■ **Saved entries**
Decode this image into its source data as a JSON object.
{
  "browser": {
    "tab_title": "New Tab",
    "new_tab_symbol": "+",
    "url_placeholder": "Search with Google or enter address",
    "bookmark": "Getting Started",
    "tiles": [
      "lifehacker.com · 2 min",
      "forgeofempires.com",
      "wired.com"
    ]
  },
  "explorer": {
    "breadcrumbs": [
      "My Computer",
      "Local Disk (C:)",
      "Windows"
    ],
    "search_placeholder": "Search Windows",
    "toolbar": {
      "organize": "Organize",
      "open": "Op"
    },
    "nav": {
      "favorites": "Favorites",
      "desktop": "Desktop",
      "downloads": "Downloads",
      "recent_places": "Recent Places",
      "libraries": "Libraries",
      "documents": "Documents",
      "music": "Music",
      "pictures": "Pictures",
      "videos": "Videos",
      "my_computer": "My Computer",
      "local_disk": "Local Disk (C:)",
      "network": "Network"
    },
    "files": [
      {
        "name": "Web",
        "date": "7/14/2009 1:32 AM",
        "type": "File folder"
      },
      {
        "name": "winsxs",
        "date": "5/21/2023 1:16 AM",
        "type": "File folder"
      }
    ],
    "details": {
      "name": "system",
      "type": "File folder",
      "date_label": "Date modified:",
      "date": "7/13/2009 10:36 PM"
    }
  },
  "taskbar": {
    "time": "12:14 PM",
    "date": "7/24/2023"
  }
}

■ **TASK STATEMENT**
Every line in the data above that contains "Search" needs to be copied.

■ **TASK OUTPUT**
    "url_placeholder": "Search with Google or enter address",
    "search_placeholder": "Search Windows",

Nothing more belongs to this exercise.